(DATA SUPPLIED):
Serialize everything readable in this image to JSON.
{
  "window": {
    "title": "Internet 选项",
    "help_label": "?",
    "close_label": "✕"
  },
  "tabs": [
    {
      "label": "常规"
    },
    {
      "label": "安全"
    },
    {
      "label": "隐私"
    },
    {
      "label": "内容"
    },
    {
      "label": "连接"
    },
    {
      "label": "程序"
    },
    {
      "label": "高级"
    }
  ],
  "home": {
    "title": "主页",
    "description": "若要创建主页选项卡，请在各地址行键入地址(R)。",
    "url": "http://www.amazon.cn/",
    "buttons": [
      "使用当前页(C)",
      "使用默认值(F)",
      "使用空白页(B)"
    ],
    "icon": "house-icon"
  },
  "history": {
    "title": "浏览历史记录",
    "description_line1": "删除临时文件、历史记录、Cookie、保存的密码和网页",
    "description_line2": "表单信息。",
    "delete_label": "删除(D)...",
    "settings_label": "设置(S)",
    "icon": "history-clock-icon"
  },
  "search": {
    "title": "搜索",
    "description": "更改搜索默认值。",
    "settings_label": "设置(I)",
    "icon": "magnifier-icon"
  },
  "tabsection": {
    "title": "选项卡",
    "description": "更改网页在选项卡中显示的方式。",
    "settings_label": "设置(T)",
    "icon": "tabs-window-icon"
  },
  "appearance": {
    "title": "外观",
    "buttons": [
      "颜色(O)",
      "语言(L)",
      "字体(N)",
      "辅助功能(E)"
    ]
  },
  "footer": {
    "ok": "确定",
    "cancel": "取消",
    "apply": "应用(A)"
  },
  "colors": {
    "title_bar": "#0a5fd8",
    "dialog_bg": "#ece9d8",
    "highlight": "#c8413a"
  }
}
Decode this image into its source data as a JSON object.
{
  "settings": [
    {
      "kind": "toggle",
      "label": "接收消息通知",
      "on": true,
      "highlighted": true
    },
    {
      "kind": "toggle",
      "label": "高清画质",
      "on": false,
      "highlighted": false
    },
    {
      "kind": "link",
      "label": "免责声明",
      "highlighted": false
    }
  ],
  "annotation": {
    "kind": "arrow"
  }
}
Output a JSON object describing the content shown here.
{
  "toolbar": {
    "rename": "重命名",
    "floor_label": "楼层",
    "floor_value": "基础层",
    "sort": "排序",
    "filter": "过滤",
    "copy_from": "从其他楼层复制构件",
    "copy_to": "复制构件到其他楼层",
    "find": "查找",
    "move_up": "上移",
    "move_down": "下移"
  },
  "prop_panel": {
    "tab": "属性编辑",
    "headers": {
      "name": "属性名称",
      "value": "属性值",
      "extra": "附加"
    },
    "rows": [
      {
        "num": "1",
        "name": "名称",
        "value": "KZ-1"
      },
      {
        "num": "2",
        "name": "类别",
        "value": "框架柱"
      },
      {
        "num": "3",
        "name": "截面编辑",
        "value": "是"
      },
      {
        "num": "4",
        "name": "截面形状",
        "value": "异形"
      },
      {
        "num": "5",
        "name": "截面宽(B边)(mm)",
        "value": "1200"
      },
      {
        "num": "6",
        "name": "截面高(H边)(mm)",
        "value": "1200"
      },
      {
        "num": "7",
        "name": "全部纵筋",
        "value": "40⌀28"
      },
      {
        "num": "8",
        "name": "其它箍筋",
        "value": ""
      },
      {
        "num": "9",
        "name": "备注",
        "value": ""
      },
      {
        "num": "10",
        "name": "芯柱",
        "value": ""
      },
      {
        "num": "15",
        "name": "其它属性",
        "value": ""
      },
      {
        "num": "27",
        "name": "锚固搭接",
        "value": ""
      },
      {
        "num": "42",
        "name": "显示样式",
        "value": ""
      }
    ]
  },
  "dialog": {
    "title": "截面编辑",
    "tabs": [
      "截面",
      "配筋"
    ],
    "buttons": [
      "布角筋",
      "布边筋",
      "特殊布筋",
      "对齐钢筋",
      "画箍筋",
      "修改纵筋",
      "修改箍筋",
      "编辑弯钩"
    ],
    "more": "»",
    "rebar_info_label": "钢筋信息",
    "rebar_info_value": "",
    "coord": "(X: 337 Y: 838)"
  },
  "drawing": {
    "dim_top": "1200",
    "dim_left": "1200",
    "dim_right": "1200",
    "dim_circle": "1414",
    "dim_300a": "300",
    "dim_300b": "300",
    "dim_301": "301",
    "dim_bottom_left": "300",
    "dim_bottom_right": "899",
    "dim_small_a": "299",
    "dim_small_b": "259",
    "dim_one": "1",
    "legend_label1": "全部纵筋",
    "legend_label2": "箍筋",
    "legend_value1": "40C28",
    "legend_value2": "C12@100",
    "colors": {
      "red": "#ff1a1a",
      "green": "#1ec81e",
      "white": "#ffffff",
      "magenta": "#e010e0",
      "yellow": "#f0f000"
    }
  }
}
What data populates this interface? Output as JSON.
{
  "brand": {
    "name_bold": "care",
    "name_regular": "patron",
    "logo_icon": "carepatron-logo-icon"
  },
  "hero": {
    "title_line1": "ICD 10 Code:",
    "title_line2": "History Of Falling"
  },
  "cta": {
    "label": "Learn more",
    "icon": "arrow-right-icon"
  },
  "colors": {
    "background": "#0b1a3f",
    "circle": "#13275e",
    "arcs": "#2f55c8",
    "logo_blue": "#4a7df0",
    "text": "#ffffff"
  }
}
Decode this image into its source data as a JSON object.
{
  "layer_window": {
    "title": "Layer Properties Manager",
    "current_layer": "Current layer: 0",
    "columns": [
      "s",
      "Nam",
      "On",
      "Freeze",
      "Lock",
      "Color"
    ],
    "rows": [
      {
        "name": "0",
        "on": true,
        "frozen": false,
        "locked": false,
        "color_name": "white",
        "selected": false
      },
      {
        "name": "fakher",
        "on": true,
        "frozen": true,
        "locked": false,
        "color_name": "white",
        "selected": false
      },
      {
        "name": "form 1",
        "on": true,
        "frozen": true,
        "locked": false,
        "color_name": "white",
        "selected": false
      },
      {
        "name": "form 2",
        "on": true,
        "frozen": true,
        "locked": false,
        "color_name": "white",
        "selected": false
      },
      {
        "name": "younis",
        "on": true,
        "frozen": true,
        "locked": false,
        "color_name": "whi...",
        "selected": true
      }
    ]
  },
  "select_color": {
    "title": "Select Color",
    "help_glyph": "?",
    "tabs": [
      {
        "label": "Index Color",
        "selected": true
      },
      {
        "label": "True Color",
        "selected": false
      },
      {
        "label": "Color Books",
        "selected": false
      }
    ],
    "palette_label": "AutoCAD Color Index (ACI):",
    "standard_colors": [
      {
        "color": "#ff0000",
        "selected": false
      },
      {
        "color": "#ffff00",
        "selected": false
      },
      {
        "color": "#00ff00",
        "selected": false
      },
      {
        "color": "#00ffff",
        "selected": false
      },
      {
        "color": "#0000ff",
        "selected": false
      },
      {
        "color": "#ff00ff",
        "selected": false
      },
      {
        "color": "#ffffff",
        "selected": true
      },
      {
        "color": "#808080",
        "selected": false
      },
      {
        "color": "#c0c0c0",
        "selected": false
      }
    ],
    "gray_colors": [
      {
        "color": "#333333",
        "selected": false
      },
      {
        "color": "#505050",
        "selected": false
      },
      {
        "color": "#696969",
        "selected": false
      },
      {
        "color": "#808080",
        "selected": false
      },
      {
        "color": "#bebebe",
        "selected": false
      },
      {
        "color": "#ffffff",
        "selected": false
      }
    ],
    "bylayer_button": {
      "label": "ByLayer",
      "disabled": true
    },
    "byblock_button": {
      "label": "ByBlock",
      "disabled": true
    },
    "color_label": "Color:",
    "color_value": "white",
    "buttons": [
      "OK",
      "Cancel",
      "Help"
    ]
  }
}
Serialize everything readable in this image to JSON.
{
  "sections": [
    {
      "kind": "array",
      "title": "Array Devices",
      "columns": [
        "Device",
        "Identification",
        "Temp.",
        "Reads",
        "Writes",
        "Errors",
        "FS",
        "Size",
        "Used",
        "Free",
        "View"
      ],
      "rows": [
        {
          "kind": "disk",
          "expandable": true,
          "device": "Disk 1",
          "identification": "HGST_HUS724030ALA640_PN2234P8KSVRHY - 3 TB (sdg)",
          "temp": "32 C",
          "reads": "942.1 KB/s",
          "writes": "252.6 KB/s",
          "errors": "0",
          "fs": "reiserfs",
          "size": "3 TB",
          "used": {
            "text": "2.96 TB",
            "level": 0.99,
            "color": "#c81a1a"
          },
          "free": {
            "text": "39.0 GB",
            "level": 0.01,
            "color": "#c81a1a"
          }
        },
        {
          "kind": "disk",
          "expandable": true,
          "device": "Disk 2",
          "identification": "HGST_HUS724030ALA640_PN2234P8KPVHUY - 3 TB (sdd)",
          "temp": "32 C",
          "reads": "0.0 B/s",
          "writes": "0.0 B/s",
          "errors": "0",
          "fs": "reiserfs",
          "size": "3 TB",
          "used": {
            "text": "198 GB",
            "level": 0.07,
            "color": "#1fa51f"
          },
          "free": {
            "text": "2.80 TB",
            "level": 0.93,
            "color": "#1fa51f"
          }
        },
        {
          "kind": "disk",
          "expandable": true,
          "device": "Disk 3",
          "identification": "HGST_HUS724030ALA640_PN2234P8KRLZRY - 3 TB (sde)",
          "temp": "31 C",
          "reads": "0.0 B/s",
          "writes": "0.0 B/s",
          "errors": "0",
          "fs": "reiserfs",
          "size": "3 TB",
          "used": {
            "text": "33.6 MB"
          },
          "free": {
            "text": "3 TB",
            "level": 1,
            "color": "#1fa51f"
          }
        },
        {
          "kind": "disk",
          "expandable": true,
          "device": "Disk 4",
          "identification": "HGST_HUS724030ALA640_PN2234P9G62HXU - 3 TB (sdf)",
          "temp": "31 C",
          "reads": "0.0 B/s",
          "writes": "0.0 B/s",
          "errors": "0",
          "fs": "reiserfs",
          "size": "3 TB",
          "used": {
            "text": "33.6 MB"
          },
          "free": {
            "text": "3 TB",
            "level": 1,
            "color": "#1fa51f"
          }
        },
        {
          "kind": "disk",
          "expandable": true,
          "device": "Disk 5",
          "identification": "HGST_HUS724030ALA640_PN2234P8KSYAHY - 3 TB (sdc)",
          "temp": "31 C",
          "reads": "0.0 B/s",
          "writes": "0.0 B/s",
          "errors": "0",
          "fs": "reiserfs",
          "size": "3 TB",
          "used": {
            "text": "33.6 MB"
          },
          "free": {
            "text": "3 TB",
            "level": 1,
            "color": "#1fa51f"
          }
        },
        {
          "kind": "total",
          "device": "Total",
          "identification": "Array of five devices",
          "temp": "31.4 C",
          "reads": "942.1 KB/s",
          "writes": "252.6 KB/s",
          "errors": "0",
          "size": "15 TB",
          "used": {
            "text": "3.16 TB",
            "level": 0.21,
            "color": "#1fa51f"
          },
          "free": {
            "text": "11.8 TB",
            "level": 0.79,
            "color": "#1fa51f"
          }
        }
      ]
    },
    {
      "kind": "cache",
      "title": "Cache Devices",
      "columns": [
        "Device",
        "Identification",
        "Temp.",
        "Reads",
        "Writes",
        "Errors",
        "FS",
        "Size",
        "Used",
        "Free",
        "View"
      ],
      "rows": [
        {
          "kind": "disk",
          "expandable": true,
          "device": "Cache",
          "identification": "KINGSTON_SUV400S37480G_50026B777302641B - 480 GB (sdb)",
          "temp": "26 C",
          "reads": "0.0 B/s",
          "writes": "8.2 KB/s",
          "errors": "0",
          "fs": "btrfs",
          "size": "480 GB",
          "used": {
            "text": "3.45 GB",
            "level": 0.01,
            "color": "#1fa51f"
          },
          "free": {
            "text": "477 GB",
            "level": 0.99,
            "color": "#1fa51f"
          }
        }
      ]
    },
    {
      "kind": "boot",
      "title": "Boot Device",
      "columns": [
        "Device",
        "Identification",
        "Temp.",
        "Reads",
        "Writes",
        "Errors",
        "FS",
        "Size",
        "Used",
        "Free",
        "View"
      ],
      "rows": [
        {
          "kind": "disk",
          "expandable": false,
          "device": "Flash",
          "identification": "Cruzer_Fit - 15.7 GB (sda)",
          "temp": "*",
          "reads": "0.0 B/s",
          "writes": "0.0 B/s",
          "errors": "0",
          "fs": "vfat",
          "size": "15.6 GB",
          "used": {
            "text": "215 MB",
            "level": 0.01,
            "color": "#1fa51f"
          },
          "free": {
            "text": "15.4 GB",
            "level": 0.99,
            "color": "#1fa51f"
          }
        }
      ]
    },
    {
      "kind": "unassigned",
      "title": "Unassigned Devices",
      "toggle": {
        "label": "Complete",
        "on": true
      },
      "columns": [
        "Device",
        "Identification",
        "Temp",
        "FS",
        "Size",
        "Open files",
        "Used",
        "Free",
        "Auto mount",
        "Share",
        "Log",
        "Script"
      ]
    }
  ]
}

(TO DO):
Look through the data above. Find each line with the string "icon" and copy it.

(SOLUTION TO THIS TASK):
    "icon": "house-icon"
    "icon": "history-clock-icon"
    "icon": "magnifier-icon"
    "icon": "tabs-window-icon"
    "logo_icon": "carepatron-logo-icon"
    "icon": "arrow-right-icon"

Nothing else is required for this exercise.